These are the signature projects of the park, but farmers can also apply to plant crops such as capers and grains, which puts to good public use the site’s vast land holdings. Park staff are also studying the possibility of hosting the rare Girgentana goat for milk production. A test study of a few goats can be seen in a pen near the Temple of Concordia. It’s a rare breed of Asian origins, with distinct corkscrew horns, that the Arabs likely introduced around 800. Slow Food has tried to revitalize the species in collaboration with cheese producers because they are productive and their milk is highly digestible, hypoallergenic, and has a less pronounced “goat” flavor than other breeds. Soon there could be cheese for sale.

Sciarratta hopes their example can inspire the curators of other archaeological sites. Still, this model is rare, and Professor Agnoletti struggles to name a similar project. He mentions the archaeological sites of Mides and Chebika in Tunisia, where the local government is thinking of incorporating the ruins of an old Berber village with the oases’ traditional agricultural practices. At Pompeii, the park has recreated a vineyard using Roman techniques. And the restored gardens at Monticello attest to Thomas Jefferson’s obsession with farming and heirloom varieties. Perhaps Cambodia’s rich heritage of rice farming could see paddies surround Angkor Wat. Maybe the steep terraces of Machu Picchu could once again be filled with multi-colored potatoes, maize, and other Andean cultivars like they were 500 years ago.
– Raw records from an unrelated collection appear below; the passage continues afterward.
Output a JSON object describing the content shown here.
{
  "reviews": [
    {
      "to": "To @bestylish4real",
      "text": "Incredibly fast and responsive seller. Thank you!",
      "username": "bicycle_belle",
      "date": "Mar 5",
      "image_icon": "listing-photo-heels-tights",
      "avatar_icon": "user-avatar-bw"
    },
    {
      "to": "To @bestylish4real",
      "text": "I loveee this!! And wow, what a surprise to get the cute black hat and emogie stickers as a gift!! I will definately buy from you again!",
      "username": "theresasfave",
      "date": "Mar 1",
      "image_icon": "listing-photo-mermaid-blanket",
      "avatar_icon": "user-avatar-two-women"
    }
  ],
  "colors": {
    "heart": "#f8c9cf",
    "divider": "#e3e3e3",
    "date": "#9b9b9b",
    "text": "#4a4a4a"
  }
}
By incorporating traditional agriculture into these sites, we can experience a kind of living past and, perhaps, see the wisdom of these techniques contrasted against our current industrial agriculture.